* _EXERCISE PROMPT_:
Filter the listing for lines containing "name".

* _LISTED RECORDS_:
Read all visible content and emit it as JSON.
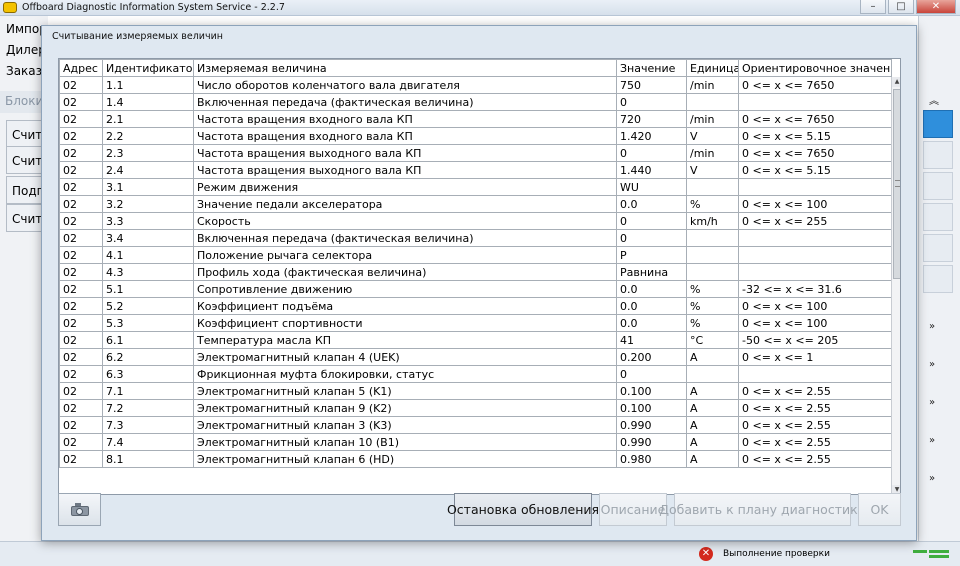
{
  "app": {
    "title": "Offboard Diagnostic Information System Service - 2.2.7",
    "window_buttons": {
      "minimize": "–",
      "maximize": "□",
      "close": "✕"
    }
  },
  "left_panel": {
    "labels": [
      "Импор",
      "Дилер",
      "Заказ:"
    ],
    "blocks_label": "Блоки",
    "items": [
      "Счита",
      "Счита",
      "Подго",
      "Счита"
    ]
  },
  "right_panel": {
    "chevrons": [
      "»",
      "»",
      "»",
      "»",
      "»",
      "»"
    ]
  },
  "status_bar": {
    "error_icon": "✕",
    "text": "Выполнение проверки"
  },
  "dialog": {
    "title": "Считывание измеряемых величин",
    "columns": [
      "Адрес",
      "Идентификатор",
      "Измеряемая величина",
      "Значение",
      "Единица",
      "Ориентировочное значение"
    ],
    "rows": [
      [
        "02",
        "1.1",
        "Число оборотов коленчатого вала двигателя",
        "750",
        "/min",
        "0 <= x <= 7650"
      ],
      [
        "02",
        "1.4",
        "Включенная передача (фактическая величина)",
        "0",
        "",
        ""
      ],
      [
        "02",
        "2.1",
        "Частота вращения входного вала КП",
        "720",
        "/min",
        "0 <= x <= 7650"
      ],
      [
        "02",
        "2.2",
        "Частота вращения входного вала КП",
        "1.420",
        "V",
        "0 <= x <= 5.15"
      ],
      [
        "02",
        "2.3",
        "Частота вращения выходного вала КП",
        "0",
        "/min",
        "0 <= x <= 7650"
      ],
      [
        "02",
        "2.4",
        "Частота вращения выходного вала КП",
        "1.440",
        "V",
        "0 <= x <= 5.15"
      ],
      [
        "02",
        "3.1",
        "Режим движения",
        "WU",
        "",
        ""
      ],
      [
        "02",
        "3.2",
        "Значение педали акселератора",
        "0.0",
        "%",
        "0 <= x <= 100"
      ],
      [
        "02",
        "3.3",
        "Скорость",
        "0",
        "km/h",
        "0 <= x <= 255"
      ],
      [
        "02",
        "3.4",
        "Включенная передача (фактическая величина)",
        "0",
        "",
        ""
      ],
      [
        "02",
        "4.1",
        "Положение рычага селектора",
        "P",
        "",
        ""
      ],
      [
        "02",
        "4.3",
        "Профиль хода (фактическая величина)",
        "Равнина",
        "",
        ""
      ],
      [
        "02",
        "5.1",
        "Сопротивление движению",
        "0.0",
        "%",
        "-32 <= x <= 31.6"
      ],
      [
        "02",
        "5.2",
        "Коэффициент подъёма",
        "0.0",
        "%",
        "0 <= x <= 100"
      ],
      [
        "02",
        "5.3",
        "Коэффициент спортивности",
        "0.0",
        "%",
        "0 <= x <= 100"
      ],
      [
        "02",
        "6.1",
        "Температура масла КП",
        "41",
        "°C",
        "-50 <= x <= 205"
      ],
      [
        "02",
        "6.2",
        "Электромагнитный клапан 4 (UEK)",
        "0.200",
        "A",
        "0 <= x <= 1"
      ],
      [
        "02",
        "6.3",
        "Фрикционная муфта блокировки, статус",
        " 0",
        "",
        ""
      ],
      [
        "02",
        "7.1",
        "Электромагнитный клапан 5 (K1)",
        "0.100",
        "A",
        "0 <= x <= 2.55"
      ],
      [
        "02",
        "7.2",
        "Электромагнитный клапан 9 (K2)",
        "0.100",
        "A",
        "0 <= x <= 2.55"
      ],
      [
        "02",
        "7.3",
        "Электромагнитный клапан 3 (K3)",
        "0.990",
        "A",
        "0 <= x <= 2.55"
      ],
      [
        "02",
        "7.4",
        "Электромагнитный клапан 10 (B1)",
        "0.990",
        "A",
        "0 <= x <= 2.55"
      ],
      [
        "02",
        "8.1",
        "Электромагнитный клапан 6 (HD)",
        "0.980",
        "A",
        "0 <= x <= 2.55"
      ]
    ],
    "buttons": {
      "stop_update": "Остановка обновления",
      "description": "Описание",
      "add_to_plan": "Добавить к плану диагностики",
      "ok": "OK"
    }
  }
}
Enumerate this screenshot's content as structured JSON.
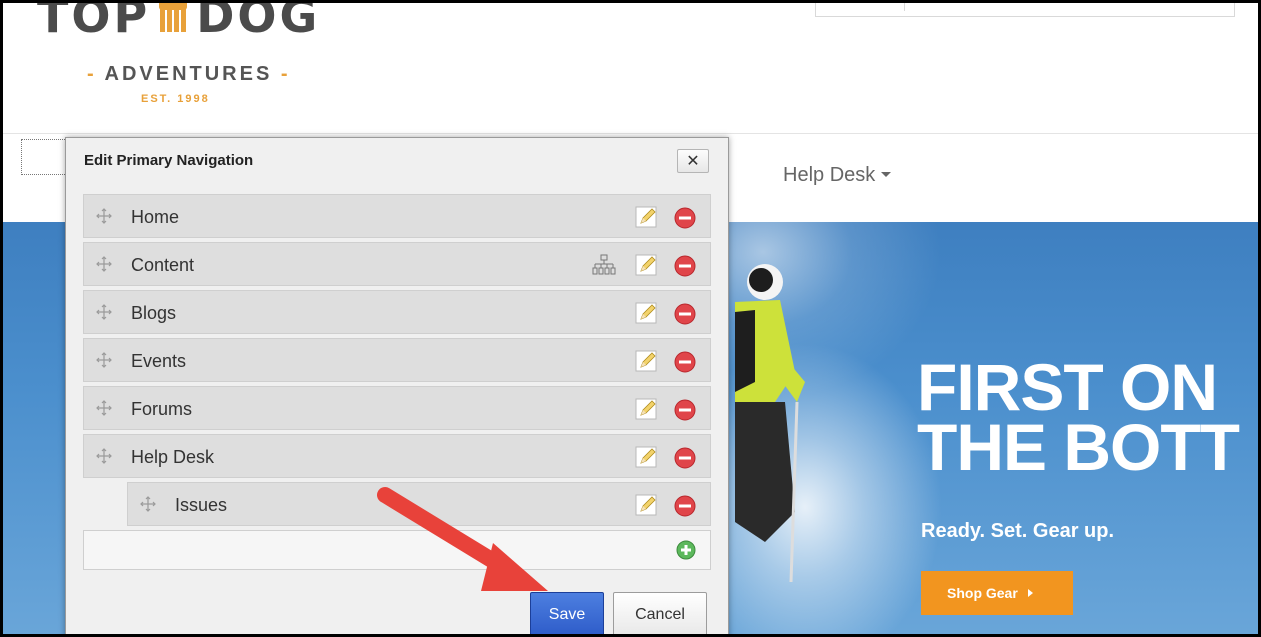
{
  "header": {
    "logo": {
      "main_text_left": "TOP",
      "main_text_right": "DOG",
      "sub_text": "ADVENTURES",
      "est_text": "EST. 1998",
      "accent_color": "#e8a13a"
    }
  },
  "navbar": {
    "help_desk_label": "Help Desk"
  },
  "hero": {
    "title_line1": "FIRST ON",
    "title_line2": "THE BOTT",
    "subtitle": "Ready. Set. Gear up.",
    "shop_button_label": "Shop Gear"
  },
  "dialog": {
    "title": "Edit Primary Navigation",
    "close_label": "✕",
    "items": [
      {
        "label": "Home",
        "has_sitemap": false,
        "level": 0
      },
      {
        "label": "Content",
        "has_sitemap": true,
        "level": 0
      },
      {
        "label": "Blogs",
        "has_sitemap": false,
        "level": 0
      },
      {
        "label": "Events",
        "has_sitemap": false,
        "level": 0
      },
      {
        "label": "Forums",
        "has_sitemap": false,
        "level": 0
      },
      {
        "label": "Help Desk",
        "has_sitemap": false,
        "level": 0
      },
      {
        "label": "Issues",
        "has_sitemap": false,
        "level": 1
      }
    ],
    "save_label": "Save",
    "cancel_label": "Cancel"
  },
  "colors": {
    "save_button": "#2e5cc9",
    "remove_icon": "#e0454a",
    "add_icon": "#5cb85c",
    "annotation_arrow": "#e8423a",
    "hero_blue": "#4b8fcd",
    "shop_button": "#f2951f"
  }
}
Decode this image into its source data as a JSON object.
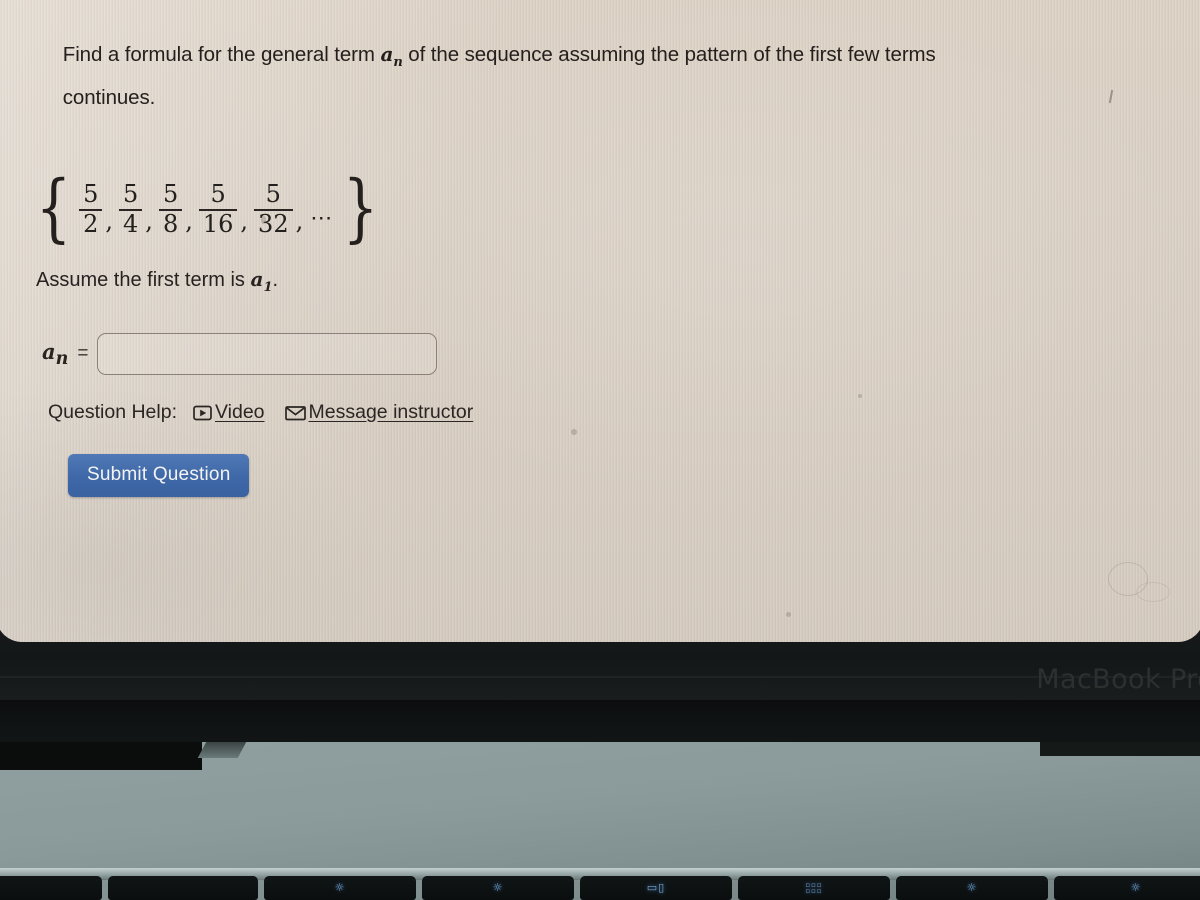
{
  "screen": {
    "prompt_line1": "Find a formula for the general term ",
    "prompt_var": "a",
    "prompt_var_sub": "n",
    "prompt_line1b": " of the sequence assuming the pattern of the first few terms",
    "prompt_line2": "continues.",
    "sequence": {
      "open_brace": "{",
      "close_brace": "}",
      "numerators": [
        "5",
        "5",
        "5",
        "5",
        "5"
      ],
      "denominators": [
        "2",
        "4",
        "8",
        "16",
        "32"
      ],
      "separator": ",",
      "ellipsis": "⋯"
    },
    "assume_text_pre": "Assume the first term is ",
    "assume_var": "a",
    "assume_var_sub": "1",
    "assume_text_post": ".",
    "answer": {
      "label_var": "a",
      "label_sub": "n",
      "equals": "=",
      "value": "",
      "placeholder": ""
    },
    "help": {
      "label": "Question Help:",
      "video_label": "Video",
      "video_icon": "play-video-icon",
      "message_label": "Message instructor",
      "message_icon": "envelope-icon"
    },
    "submit_label": "Submit Question",
    "colors": {
      "submit_blue": "#3f68a8",
      "screen_bg": "#dcd2c6",
      "text": "#241f1c",
      "input_border": "#8b8179"
    }
  },
  "hardware": {
    "brand_label": "MacBook Pro",
    "body_color": "#8b9b9b",
    "bezel_color": "#17191a",
    "function_keys": [
      {
        "glyph": "",
        "name": "function-key-blank-1"
      },
      {
        "glyph": "",
        "name": "function-key-blank-2"
      },
      {
        "glyph": "☀",
        "name": "keyboard-brightness-key"
      },
      {
        "glyph": "▭▯",
        "name": "mission-control-key"
      },
      {
        "glyph": "grid",
        "name": "launchpad-key"
      },
      {
        "glyph": "☀",
        "name": "brightness-down-key"
      },
      {
        "glyph": "☀",
        "name": "brightness-up-key"
      }
    ]
  }
}
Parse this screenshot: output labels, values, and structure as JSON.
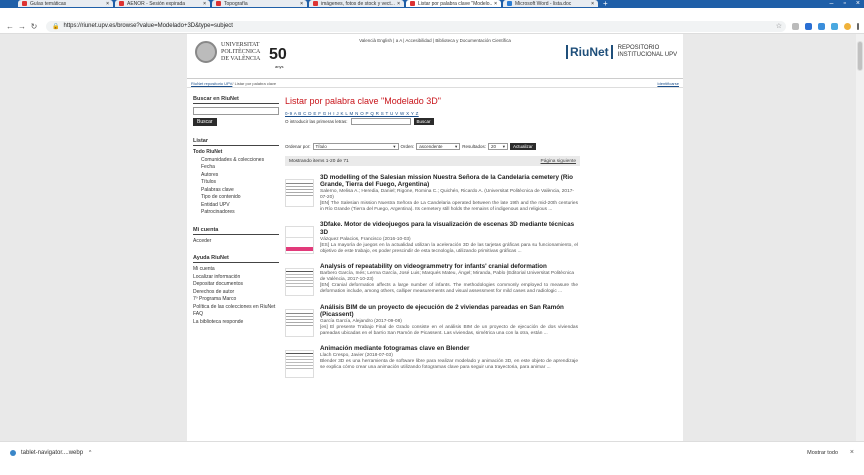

* _THE ANSWER_:
        "name": "function-key-blank-1"
        "name": "function-key-blank-2"
        "name": "keyboard-brightness-key"
        "name": "mission-control-key"
        "name": "launchpad-key"
        "name": "brightness-down-key"
        "name": "brightness-up-key"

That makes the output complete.